Kristi is glad to leave behind the dense stand as she poles us toward more open water. Further away from shore, the rice becomes shorter, thinning in places because wind and waves buffet the plants. Here we pick up our pace a bit.

I am still fine-tuning my technique. The goal of knocking is to dislodge all ripe rice and to leave the stalks intact so they can continue to produce more rice on the same stalk. Then we can come back to this lake two or three more times in this season to gather. Breaking the stalks ends gathering. Longtime harvesters understand this and do all they can to educate new harvesters.

Kristi begins to find her pace with the push pole, and my swinging arms start to move in rhythm. Gather, sweep, sweep. Gather, sweep, sweep. I alternate sides in a dance step that is guided by the growth of wild rice. One-two-three. One-two-three. One-two-three. The rhythm of a thick stand. Ten minutes later, we reach an opening in the rice. I pause and breathe a sigh of relief. Each lake, every partner produces a different rhythm. There are endless dance steps to learn.

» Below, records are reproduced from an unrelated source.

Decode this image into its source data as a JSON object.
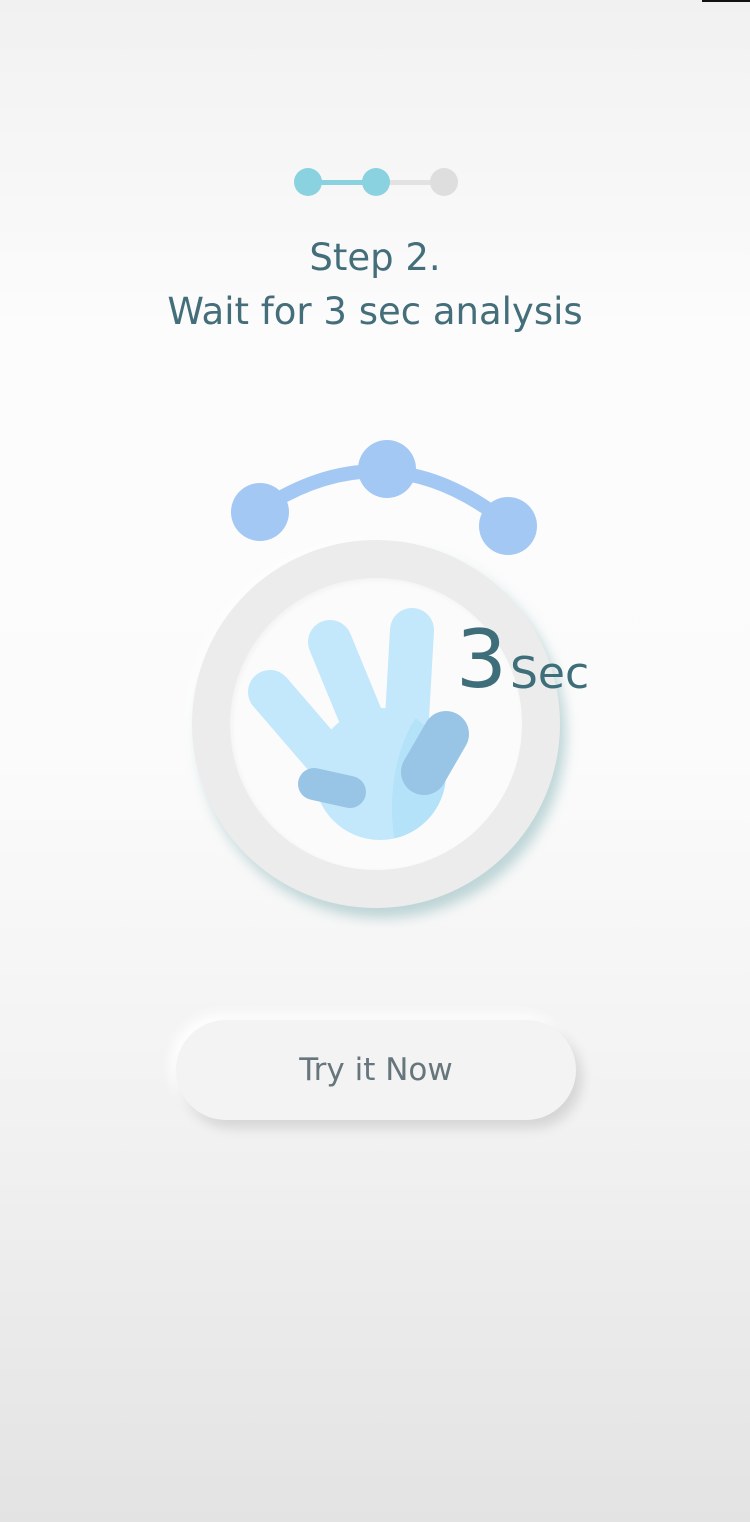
{
  "stepper": {
    "total_steps": 3,
    "current_step": 2
  },
  "header": {
    "step_label": "Step 2.",
    "instruction": "Wait for 3 sec analysis"
  },
  "timer": {
    "value": "3",
    "unit": "Sec"
  },
  "actions": {
    "try_label": "Try it Now"
  },
  "icons": {
    "illustration": "hand-scan-icon",
    "arc": "swipe-arc-icon"
  },
  "colors": {
    "accent": "#8ad2df",
    "inactive": "#dedede",
    "title_text": "#456e7b",
    "arc": "#a3c8f3",
    "hand_light": "#c3e8fb",
    "hand_dark": "#98c4e6"
  }
}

Pausing after a lunch eaten in the canoe, we watch a red-winged blackbird perform a practiced ritual on the edge of the rice bed. The bird flies down to the base of a small cluster of rice plants about a foot above the water. Grasping several stalks with its feet, the bird sidesteps up the rice stems. The genius of this maneuver is becoming clear. Closer to the top of the plant, where the mature seeds reside, stems thin and would not support the weight of a bird landing on them. Hanging on to several stalks as they bend, the blackbird can sidestep down to the heads of rice, then select, pick, and shuck seeds one by one while staying dry. We watch in fascination as the bird repeats its harvesting ritual over and over.

Glancing down at the bottom of our canoe, I inventory our growing pile. In addition to 20-plus pounds of wild rice, we have gathered perhaps a pound and a half of spiders and rice worms, which are crawling out of the seed. The worms inch along, looking for somewhere to hide. The cuffs of pants legs and the crannies around bootlaces are good choices. The worms' squishiness may go undetected until you stand up or accidently brush one down your leg.

Spiders seem bent on stitching you into the canoe under a fine garland of webbing. Some long-legged spiders nearly disappear among the rice. Other species are round and robust, cream and white in color. I'm not fond of spiders, but in the canoe we have reached a truce. I will not flail or scream, and they will leave me fairly well alone.

Spiders and worms aren't the only wildlife we spot while collecting wild rice. Sora rails, also known as rice hens, flush out of the rice stands like feathered softballs as we push our way through. Within seconds they disappear again into the wild rice—only to be flushed once again as we continue moving. Are there a dozen rails in here, or only two or three well-traveled ones?

As the wild rice piles up in our canoe, I consider the stories that harvesters gave to me during my research—words spoken like the rice that showers down around me. Each harvester has his or her reasons for gathering wild rice. Their experiences shape connections to this centuries-old tradition.

Now, as I return to wild rice waters each season, I realize that the harvest has become part of my story. And I am deeply grateful for my relationship with wild rice. These autumn days of gathering are a gift of time, a slowing of life, and an awakening of the senses. With every grain gathered, I feel alive and connected—not just to these wild rice lakes, each with their own character and quirks, but also to a community of harvesters stretching back in time and outward across miles. All of us are gathering for sustenance of some sort. Mine is the joy of giving gifts of finished wild rice to family and friends, and of gracing our table with a steaming dish of wild rice, hand-harvested from waters close to home.

Learn more about wild rice harvesting in Minnesota.